As electronic devices have become more sophisticated, electronic record keeping has replaced paper record systems in many industries. In the context of litigation, this opens up a whole world of potential discovery and raises serious questions about the scope of discovery in a digital world where decades of data may be at your fingertips.
Recently, the Supreme Court of Texas addressed limitations on the scope of discovery in the context of a trial court order compelling a party to disclose all electronic devices for forensic examination. In re Marion Shipman, No. 16-0607 (Tex. Feb. 23, 2018).
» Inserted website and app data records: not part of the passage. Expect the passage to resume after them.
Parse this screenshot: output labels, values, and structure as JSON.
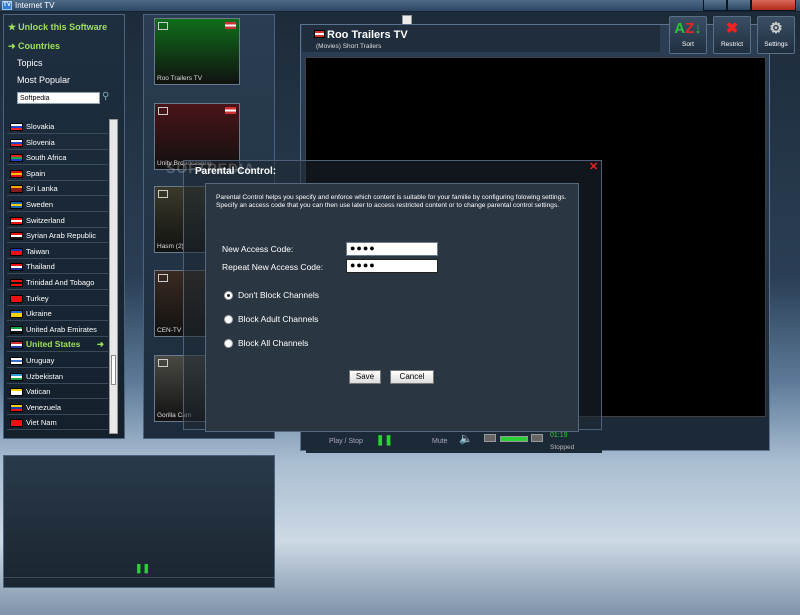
{
  "window": {
    "title": "Internet TV",
    "app_icon": "TV"
  },
  "sidebar": {
    "unlock_label": "Unlock this Software",
    "countries_label": "Countries",
    "topics_label": "Topics",
    "most_popular_label": "Most Popular",
    "search_value": "Softpedia",
    "countries": [
      {
        "name": "Slovakia",
        "flag": [
          "#ffffff",
          "#1f44c9",
          "#e22"
        ]
      },
      {
        "name": "Slovenia",
        "flag": [
          "#ffffff",
          "#1f44c9",
          "#e22"
        ]
      },
      {
        "name": "South Africa",
        "flag": [
          "#e22",
          "#19a648",
          "#1f44c9"
        ]
      },
      {
        "name": "Spain",
        "flag": [
          "#d11",
          "#f6c400",
          "#d11"
        ]
      },
      {
        "name": "Sri Lanka",
        "flag": [
          "#f6a800",
          "#8a1b1b",
          "#8a1b1b"
        ]
      },
      {
        "name": "Sweden",
        "flag": [
          "#1a62b5",
          "#f6d100",
          "#1a62b5"
        ]
      },
      {
        "name": "Switzerland",
        "flag": [
          "#e11",
          "#ffffff",
          "#e11"
        ]
      },
      {
        "name": "Syrian Arab Republic",
        "flag": [
          "#e11",
          "#ffffff",
          "#111"
        ]
      },
      {
        "name": "Taiwan",
        "flag": [
          "#1a3fb5",
          "#e11",
          "#e11"
        ]
      },
      {
        "name": "Thailand",
        "flag": [
          "#e11",
          "#ffffff",
          "#1a2f8f"
        ]
      },
      {
        "name": "Trinidad And Tobago",
        "flag": [
          "#e11",
          "#111",
          "#e11"
        ]
      },
      {
        "name": "Turkey",
        "flag": [
          "#e11",
          "#e11",
          "#e11"
        ]
      },
      {
        "name": "Ukraine",
        "flag": [
          "#1f6fd0",
          "#f6d100",
          "#f6d100"
        ]
      },
      {
        "name": "United Arab Emirates",
        "flag": [
          "#19a648",
          "#ffffff",
          "#111"
        ]
      },
      {
        "name": "United States",
        "flag": [
          "#c33",
          "#ffffff",
          "#1f3f9f"
        ],
        "selected": true
      },
      {
        "name": "Uruguay",
        "flag": [
          "#ffffff",
          "#3a6fd0",
          "#ffffff"
        ]
      },
      {
        "name": "Uzbekistan",
        "flag": [
          "#2d9fd8",
          "#ffffff",
          "#19a648"
        ]
      },
      {
        "name": "Vatican",
        "flag": [
          "#f6d100",
          "#ffffff",
          "#ffffff"
        ]
      },
      {
        "name": "Venezuela",
        "flag": [
          "#f6d100",
          "#1a3fb5",
          "#e11"
        ]
      },
      {
        "name": "Viet Nam",
        "flag": [
          "#e11",
          "#e11",
          "#e11"
        ]
      }
    ]
  },
  "channels": [
    {
      "name": "Roo Trailers TV",
      "bg": "#0f6e1a"
    },
    {
      "name": "Unity Broadcasting",
      "bg": "#4a1418"
    },
    {
      "name": "Hasm (2)",
      "bg": "#3b3a2a"
    },
    {
      "name": "CEN-TV",
      "bg": "#3a2a22"
    },
    {
      "name": "Gorilla Cam",
      "bg": "#4a4a44"
    }
  ],
  "player": {
    "channel_title": "Roo Trailers TV",
    "channel_subtitle": "(Movies) Short Trailers",
    "play_stop_label": "Play / Stop",
    "mute_label": "Mute",
    "time": "01:19",
    "status": "Stopped"
  },
  "toolbar": {
    "sort_label": "Sort",
    "restrict_label": "Restrict",
    "settings_label": "Settings"
  },
  "dialog": {
    "title": "Parental Control:",
    "description": "Parental Control helps you specify and enforce which content is suitable for your familie by configuring folowing settings.\nSpecify an access code that you can then use later to access restricted content or to change parental control settings.",
    "new_code_label": "New Access Code:",
    "new_code_value": "●●●●",
    "repeat_code_label": "Repeat New Access Code:",
    "repeat_code_value": "●●●●",
    "options": [
      {
        "label": "Don't Block Channels",
        "selected": true
      },
      {
        "label": "Block Adult Channels",
        "selected": false
      },
      {
        "label": "Block All Channels",
        "selected": false
      }
    ],
    "save_label": "Save",
    "cancel_label": "Cancel"
  },
  "watermark": "SOFTPEDIA"
}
Specifically, In re Marion Shipman involved a mandamus petition arising out of a discovery dispute. In the underlying case, Marion Shipman had partnered with Mark and Jamie Shelton in real estate ventures. Several years after the termination of this business relationship, a bank sued Shipman and the Sheltons seeking to recover $1.3 million in loans made to the latter. Ultimately, Shipman settled with the bank but the claim against the Sheltons proceeded. Eventually, Jamie Shelton brought a third-party claim against Shipman, alleging fraud, breach of contract, and fiduciary duty.
During discovery, Jamie Shelton sought various business records relating to Shipman’s dealings with the Sheltons. Shipman responded by producing documents and indicating that all responsive documents within his possession had been produced. During his deposition, Shipman, maintained that some of the relevant records were no longer in his possession as they had been lost in a computer crash several years before the claim. However, several days after his deposition, Shipman supplemented discovery with additional responsive documents explaining that his son had discovered an old “backup” folder on his computer.
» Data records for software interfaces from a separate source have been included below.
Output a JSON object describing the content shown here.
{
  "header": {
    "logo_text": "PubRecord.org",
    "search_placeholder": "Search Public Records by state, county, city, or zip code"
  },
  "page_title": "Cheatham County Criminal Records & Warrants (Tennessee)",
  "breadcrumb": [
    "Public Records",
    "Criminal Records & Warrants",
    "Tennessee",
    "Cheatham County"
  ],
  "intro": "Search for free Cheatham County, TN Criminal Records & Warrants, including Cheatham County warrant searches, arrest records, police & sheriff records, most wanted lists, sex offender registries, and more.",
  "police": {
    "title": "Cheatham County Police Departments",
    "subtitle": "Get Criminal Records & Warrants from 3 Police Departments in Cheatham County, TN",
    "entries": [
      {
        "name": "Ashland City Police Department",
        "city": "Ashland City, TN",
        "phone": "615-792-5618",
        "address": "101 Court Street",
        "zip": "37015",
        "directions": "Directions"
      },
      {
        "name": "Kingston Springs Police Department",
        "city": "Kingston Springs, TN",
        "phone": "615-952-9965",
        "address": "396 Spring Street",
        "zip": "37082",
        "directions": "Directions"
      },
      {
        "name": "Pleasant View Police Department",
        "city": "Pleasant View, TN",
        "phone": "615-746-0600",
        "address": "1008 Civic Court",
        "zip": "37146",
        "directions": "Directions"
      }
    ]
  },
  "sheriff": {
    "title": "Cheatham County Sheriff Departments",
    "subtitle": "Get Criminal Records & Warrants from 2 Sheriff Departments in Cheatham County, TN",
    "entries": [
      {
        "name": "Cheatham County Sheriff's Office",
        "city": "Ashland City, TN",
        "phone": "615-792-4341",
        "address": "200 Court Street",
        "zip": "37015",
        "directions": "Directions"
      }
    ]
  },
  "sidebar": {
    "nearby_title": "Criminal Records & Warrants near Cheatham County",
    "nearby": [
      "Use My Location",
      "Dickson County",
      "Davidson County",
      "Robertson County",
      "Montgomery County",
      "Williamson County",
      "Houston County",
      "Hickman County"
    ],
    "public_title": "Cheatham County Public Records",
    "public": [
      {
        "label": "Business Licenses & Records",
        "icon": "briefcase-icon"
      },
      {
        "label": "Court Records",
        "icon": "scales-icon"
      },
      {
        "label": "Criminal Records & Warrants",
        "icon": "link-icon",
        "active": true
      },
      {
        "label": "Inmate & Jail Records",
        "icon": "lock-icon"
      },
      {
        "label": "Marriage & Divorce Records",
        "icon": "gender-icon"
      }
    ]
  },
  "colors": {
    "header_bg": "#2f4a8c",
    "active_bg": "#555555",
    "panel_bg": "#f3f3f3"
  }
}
Following a Motion to Compel in which Shelton alleged that Shipman had misled the court, Shelton asked the Court to compel Shipman to turn over his computer for forensic inspection. The trial court entered an order compelling Shipman to produce all computers and other media storage devices used from 2000 to present. Shipman appealed, but the Court of Appeals denied mandamus relief without explanation. Shipman next appealed to the Supreme Court of Texas arguing that the trial court had abused its discretion.
The Court agreed focusing on three issues: (1) the scope of the discovery ordered, (2) the scope of the relief actually sought in the motion to compel, and (3) the movant’s burden under In re Weekley Homes, L.P.
Significantly, the Court re-affirmed that, “Providing access to information by ordering examination of a party’s electronic storage device is particularly intrusive and should be generally discouraged,” and clarified that in order to justify such an intrusion the requesting party must show that the opposing party “defaulted in its obligation to search its records and produce the requested data.” In re Weekley Homes, L.P., 295 S.W.3d 309, 317 (Tex. 2009). Mere skepticism, speculation, or bare allegations of a failure to do so is not sufficient to establish a default under In re Weekley Homes, L.P. Applying these legal concepts to Jamie Shelton’s arguments, the Court concluded that Shelton’s arguments amounted to mere speculation that additional responsive documents could be produced, and his mere assertion that Shipman lacked the ability to search his computer to produce all responsive data was insufficient to meet the burden under In re Weekley Homes, L.P.
Additionally, the Court emphasized that not only had the trial court ordered Shipman to produce all electronically stored file of every kind, whether personal or business, and regardless of relevance for a period of seventeen years, but also this order granted greater relief that what was actually sought under Shelton’s Motion to Compel.
For these reasons, the Court granted Shipman’s writ of mandamus and ordered the trial court to vacate its discovery order.
· Although the increasing prevalence of electronic record-keeping may broaden the universe of potentially available data, discovery requests and orders must still be reasonably tailored to the issues in the case
· Compelling production of electronic devices for forensic examination requires more than mere allegations that the party has failed to search its records and produce all responsive data